Video Journalist / Edmonton

Chris Stewart has been in the media for 20 years. He has worked at CBC, Global and CTV as a news camera operator and editor.
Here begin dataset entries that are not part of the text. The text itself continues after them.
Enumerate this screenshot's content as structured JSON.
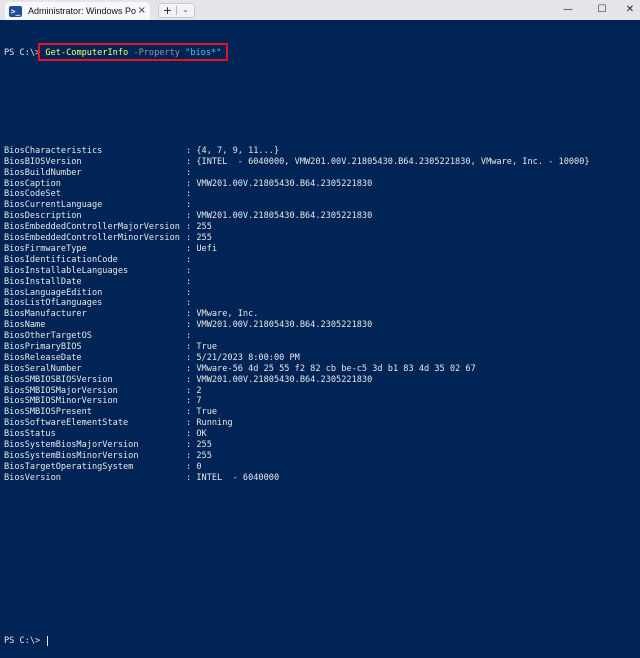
{
  "window": {
    "tab_title": "Administrator: Windows PowerShell",
    "tab_icon": "powershell-icon",
    "new_tab": "+",
    "dropdown": "⌄",
    "close_tab": "×",
    "minimize": "—",
    "maximize": "☐",
    "close": "✕"
  },
  "terminal": {
    "prompt": "PS C:\\> ",
    "command": {
      "cmdlet": "Get-ComputerInfo",
      "param": "-Property",
      "arg": "\"bios*\""
    },
    "highlight_color": "#e81123",
    "background": "#012456",
    "properties": [
      {
        "name": "BiosCharacteristics",
        "value": ": {4, 7, 9, 11...}"
      },
      {
        "name": "BiosBIOSVersion",
        "value": ": {INTEL  - 6040000, VMW201.00V.21805430.B64.2305221830, VMware, Inc. - 10000}"
      },
      {
        "name": "BiosBuildNumber",
        "value": ":"
      },
      {
        "name": "BiosCaption",
        "value": ": VMW201.00V.21805430.B64.2305221830"
      },
      {
        "name": "BiosCodeSet",
        "value": ":"
      },
      {
        "name": "BiosCurrentLanguage",
        "value": ":"
      },
      {
        "name": "BiosDescription",
        "value": ": VMW201.00V.21805430.B64.2305221830"
      },
      {
        "name": "BiosEmbeddedControllerMajorVersion",
        "value": ": 255"
      },
      {
        "name": "BiosEmbeddedControllerMinorVersion",
        "value": ": 255"
      },
      {
        "name": "BiosFirmwareType",
        "value": ": Uefi"
      },
      {
        "name": "BiosIdentificationCode",
        "value": ":"
      },
      {
        "name": "BiosInstallableLanguages",
        "value": ":"
      },
      {
        "name": "BiosInstallDate",
        "value": ":"
      },
      {
        "name": "BiosLanguageEdition",
        "value": ":"
      },
      {
        "name": "BiosListOfLanguages",
        "value": ":"
      },
      {
        "name": "BiosManufacturer",
        "value": ": VMware, Inc."
      },
      {
        "name": "BiosName",
        "value": ": VMW201.00V.21805430.B64.2305221830"
      },
      {
        "name": "BiosOtherTargetOS",
        "value": ":"
      },
      {
        "name": "BiosPrimaryBIOS",
        "value": ": True"
      },
      {
        "name": "BiosReleaseDate",
        "value": ": 5/21/2023 8:00:00 PM"
      },
      {
        "name": "BiosSeralNumber",
        "value": ": VMware-56 4d 25 55 f2 82 cb be-c5 3d b1 83 4d 35 02 67"
      },
      {
        "name": "BiosSMBIOSBIOSVersion",
        "value": ": VMW201.00V.21805430.B64.2305221830"
      },
      {
        "name": "BiosSMBIOSMajorVersion",
        "value": ": 2"
      },
      {
        "name": "BiosSMBIOSMinorVersion",
        "value": ": 7"
      },
      {
        "name": "BiosSMBIOSPresent",
        "value": ": True"
      },
      {
        "name": "BiosSoftwareElementState",
        "value": ": Running"
      },
      {
        "name": "BiosStatus",
        "value": ": OK"
      },
      {
        "name": "BiosSystemBiosMajorVersion",
        "value": ": 255"
      },
      {
        "name": "BiosSystemBiosMinorVersion",
        "value": ": 255"
      },
      {
        "name": "BiosTargetOperatingSystem",
        "value": ": 0"
      },
      {
        "name": "BiosVersion",
        "value": ": INTEL  - 6040000"
      }
    ],
    "final_prompt": "PS C:\\> "
  }
}
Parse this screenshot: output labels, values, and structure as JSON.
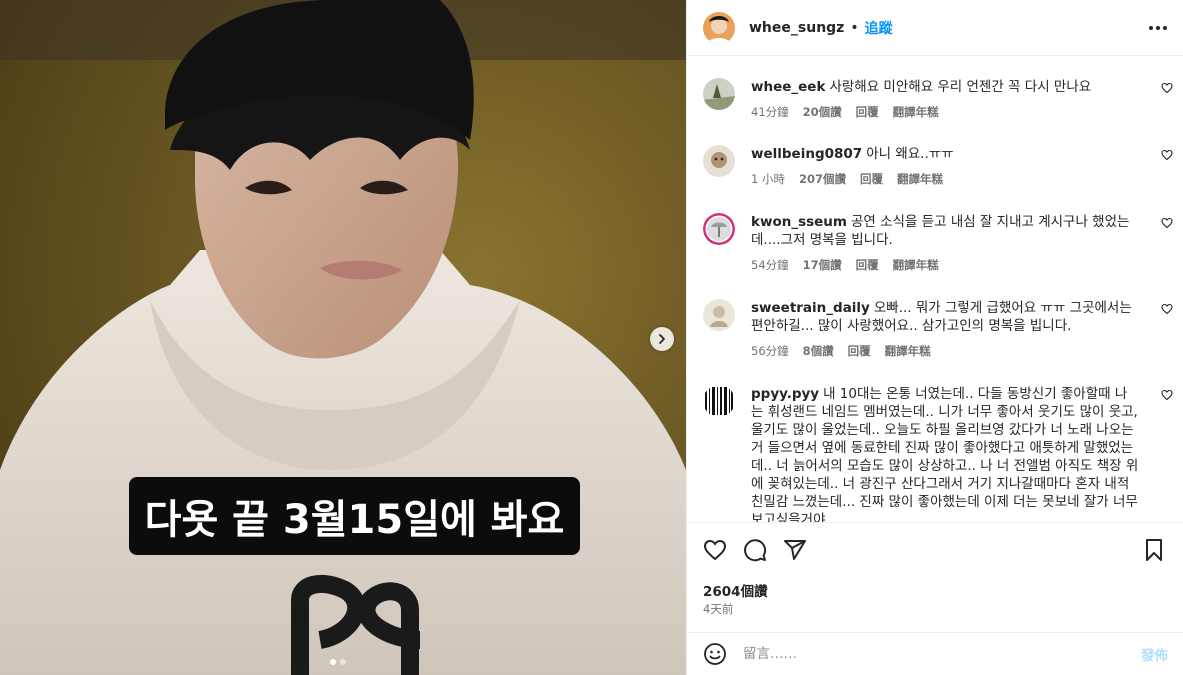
{
  "header": {
    "username": "whee_sungz",
    "separator": "•",
    "follow_label": "追蹤"
  },
  "media": {
    "caption": "다욧 끝 3월15일에 봐요",
    "slide_count": 2,
    "active_slide": 0
  },
  "comments": [
    {
      "username": "whee_eek",
      "text": "사랑해요 미안해요 우리 언젠간 꼭 다시 만나요",
      "time": "41分鐘",
      "likes": "20個讚",
      "reply": "回覆",
      "translate": "翻譯年糕"
    },
    {
      "username": "wellbeing0807",
      "text": "아니 왜요..ㅠㅠ",
      "time": "1 小時",
      "likes": "207個讚",
      "reply": "回覆",
      "translate": "翻譯年糕"
    },
    {
      "username": "kwon_sseum",
      "text": "공연 소식을 듣고 내심 잘 지내고 계시구나 했었는데....그저 명복을 빕니다.",
      "time": "54分鐘",
      "likes": "17個讚",
      "reply": "回覆",
      "translate": "翻譯年糕"
    },
    {
      "username": "sweetrain_daily",
      "text": "오빠... 뭐가 그렇게 급했어요 ㅠㅠ 그곳에서는 편안하길... 많이 사랑했어요.. 삼가고인의 명복을 빕니다.",
      "time": "56分鐘",
      "likes": "8個讚",
      "reply": "回覆",
      "translate": "翻譯年糕"
    },
    {
      "username": "ppyy.pyy",
      "text": "내 10대는 온통 너였는데.. 다들 동방신기 좋아할때 나는 휘성랜드 네임드 멤버였는데.. 니가 너무 좋아서 웃기도 많이 웃고, 울기도 많이 울었는데.. 오늘도 하필 올리브영 갔다가 너 노래 나오는거 들으면서 옆에 동료한테 진짜 많이 좋아했다고 애틋하게 말했었는데.. 너 늙어서의 모습도 많이 상상하고.. 나 너 전앨범 아직도 책장 위에 꽂혀있는데.. 너 광진구 산다그래서 거기 지나갈때마다 혼자 내적친밀감 느꼈는데... 진짜 많이 좋아했는데 이제 더는 못보네 잘가 너무 보고싶을거야",
      "time": "",
      "likes": "",
      "reply": "",
      "translate": ""
    }
  ],
  "actions": {
    "likes_count": "2604個讚",
    "posted_ago": "4天前"
  },
  "composer": {
    "placeholder": "留言……",
    "post_label": "發佈"
  }
}
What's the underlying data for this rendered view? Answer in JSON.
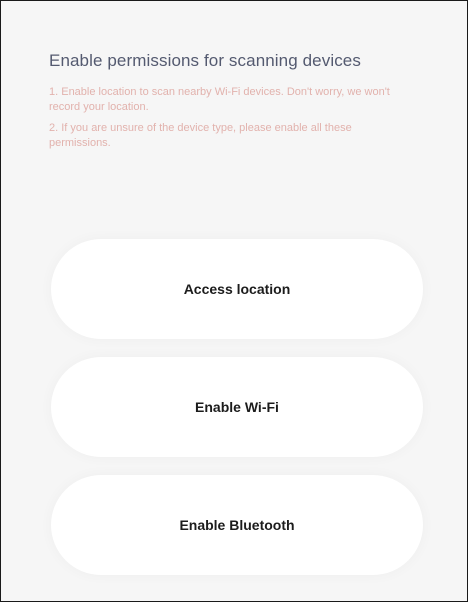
{
  "header": {
    "title": "Enable permissions for scanning devices",
    "descriptions": [
      "1. Enable location to scan nearby Wi-Fi devices. Don't worry, we won't record your location.",
      "2. If you are unsure of the device type, please enable all these permissions."
    ]
  },
  "actions": {
    "location_label": "Access location",
    "wifi_label": "Enable Wi-Fi",
    "bluetooth_label": "Enable Bluetooth"
  },
  "colors": {
    "background": "#f6f6f6",
    "title": "#545a70",
    "description": "#e2b2ad",
    "button": "#ffffff",
    "button_text": "#1c1c1c"
  }
}
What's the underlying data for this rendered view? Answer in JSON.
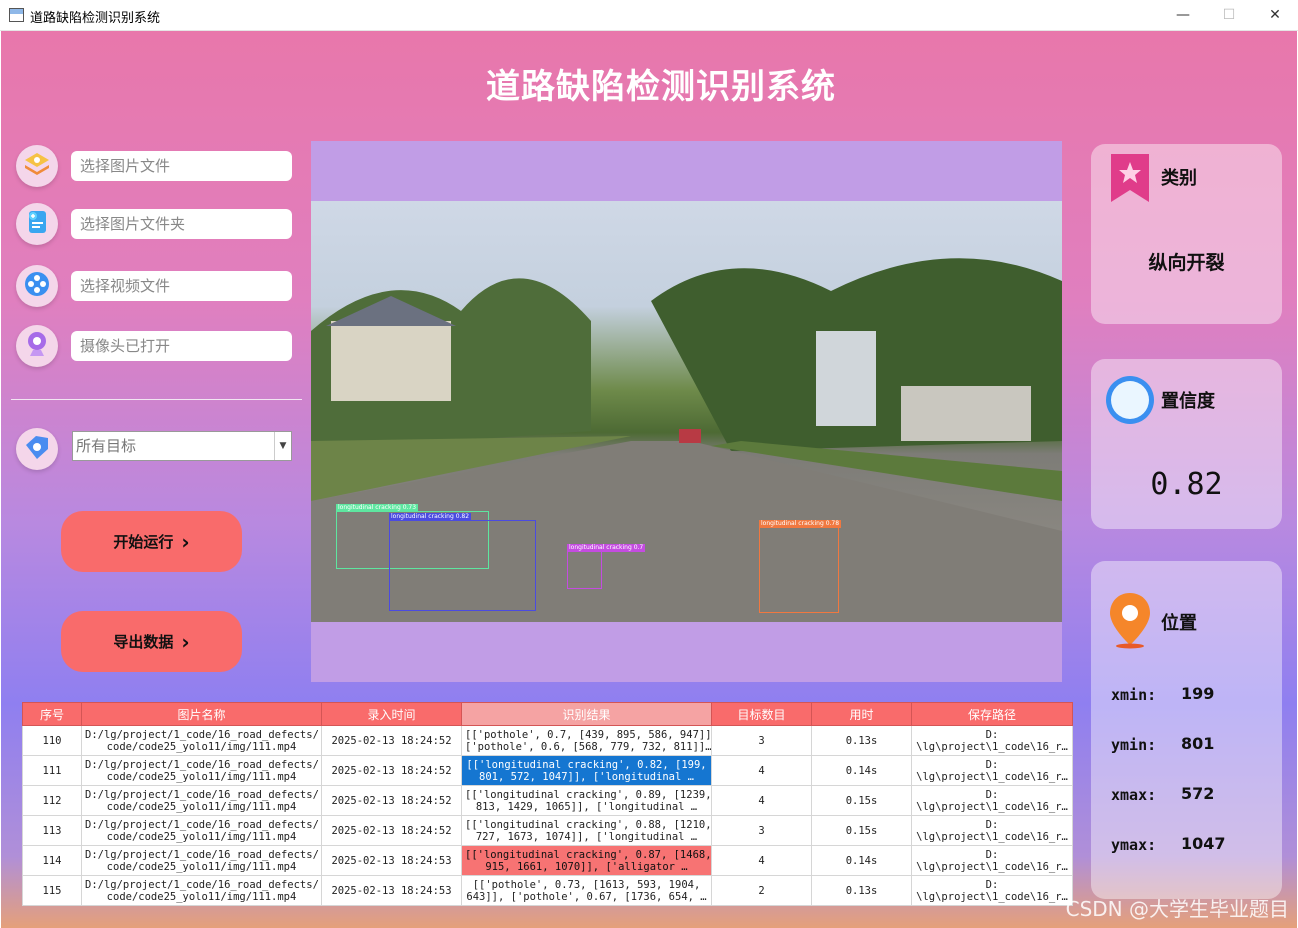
{
  "window": {
    "title": "道路缺陷检测识别系统",
    "minimize": "—",
    "maximize": "☐",
    "close": "✕"
  },
  "header": {
    "title": "道路缺陷检测识别系统"
  },
  "left_panel": {
    "image_file": "选择图片文件",
    "image_folder": "选择图片文件夹",
    "video_file": "选择视频文件",
    "camera": "摄像头已打开",
    "target_select": "所有目标",
    "start_button": "开始运行",
    "export_button": "导出数据",
    "chevron": "›"
  },
  "detections": [
    {
      "label": "longitudinal cracking 0.73",
      "color": "#5ee6a0"
    },
    {
      "label": "longitudinal cracking 0.82",
      "color": "#4b4be0"
    },
    {
      "label": "longitudinal cracking 0.7",
      "color": "#c44ce0"
    },
    {
      "label": "longitudinal cracking 0.78",
      "color": "#f07840"
    }
  ],
  "result_panel": {
    "class_title": "类别",
    "class_value": "纵向开裂",
    "conf_title": "置信度",
    "conf_value": "0.82",
    "pos_title": "位置",
    "xmin_label": "xmin:",
    "xmin": "199",
    "ymin_label": "ymin:",
    "ymin": "801",
    "xmax_label": "xmax:",
    "xmax": "572",
    "ymax_label": "ymax:",
    "ymax": "1047"
  },
  "table": {
    "headers": [
      "序号",
      "图片名称",
      "录入时间",
      "识别结果",
      "目标数目",
      "用时",
      "保存路径"
    ],
    "rows": [
      {
        "id": "110",
        "name1": "D:/lg/project/1_code/16_road_defects/",
        "name2": "code/code25_yolo11/img/111.mp4",
        "time": "2025-02-13 18:24:52",
        "res1": "[['pothole', 0.7, [439, 895, 586, 947]],",
        "res2": "['pothole', 0.6, [568, 779, 732, 811]]…",
        "count": "3",
        "dur": "0.13s",
        "path1": "D:",
        "path2": "\\lg\\project\\1_code\\16_r…"
      },
      {
        "id": "111",
        "name1": "D:/lg/project/1_code/16_road_defects/",
        "name2": "code/code25_yolo11/img/111.mp4",
        "time": "2025-02-13 18:24:52",
        "res1": "[['longitudinal cracking', 0.82, [199,",
        "res2": "801, 572, 1047]], ['longitudinal …",
        "count": "4",
        "dur": "0.14s",
        "path1": "D:",
        "path2": "\\lg\\project\\1_code\\16_r…"
      },
      {
        "id": "112",
        "name1": "D:/lg/project/1_code/16_road_defects/",
        "name2": "code/code25_yolo11/img/111.mp4",
        "time": "2025-02-13 18:24:52",
        "res1": "[['longitudinal cracking', 0.89, [1239,",
        "res2": "813, 1429, 1065]], ['longitudinal …",
        "count": "4",
        "dur": "0.15s",
        "path1": "D:",
        "path2": "\\lg\\project\\1_code\\16_r…"
      },
      {
        "id": "113",
        "name1": "D:/lg/project/1_code/16_road_defects/",
        "name2": "code/code25_yolo11/img/111.mp4",
        "time": "2025-02-13 18:24:52",
        "res1": "[['longitudinal cracking', 0.88, [1210,",
        "res2": "727, 1673, 1074]], ['longitudinal …",
        "count": "3",
        "dur": "0.15s",
        "path1": "D:",
        "path2": "\\lg\\project\\1_code\\16_r…"
      },
      {
        "id": "114",
        "name1": "D:/lg/project/1_code/16_road_defects/",
        "name2": "code/code25_yolo11/img/111.mp4",
        "time": "2025-02-13 18:24:53",
        "res1": "[['longitudinal cracking', 0.87, [1468,",
        "res2": "915, 1661, 1070]], ['alligator …",
        "count": "4",
        "dur": "0.14s",
        "path1": "D:",
        "path2": "\\lg\\project\\1_code\\16_r…"
      },
      {
        "id": "115",
        "name1": "D:/lg/project/1_code/16_road_defects/",
        "name2": "code/code25_yolo11/img/111.mp4",
        "time": "2025-02-13 18:24:53",
        "res1": "[['pothole', 0.73, [1613, 593, 1904,",
        "res2": "643]], ['pothole', 0.67, [1736, 654, …",
        "count": "2",
        "dur": "0.13s",
        "path1": "D:",
        "path2": "\\lg\\project\\1_code\\16_r…"
      }
    ]
  },
  "watermark": "CSDN @大学生毕业题目"
}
Chris joined APTN in 2012 in the Saskatoon Bureau and moved to APTN Edmonton bureau in 2015 as a Videojournalist.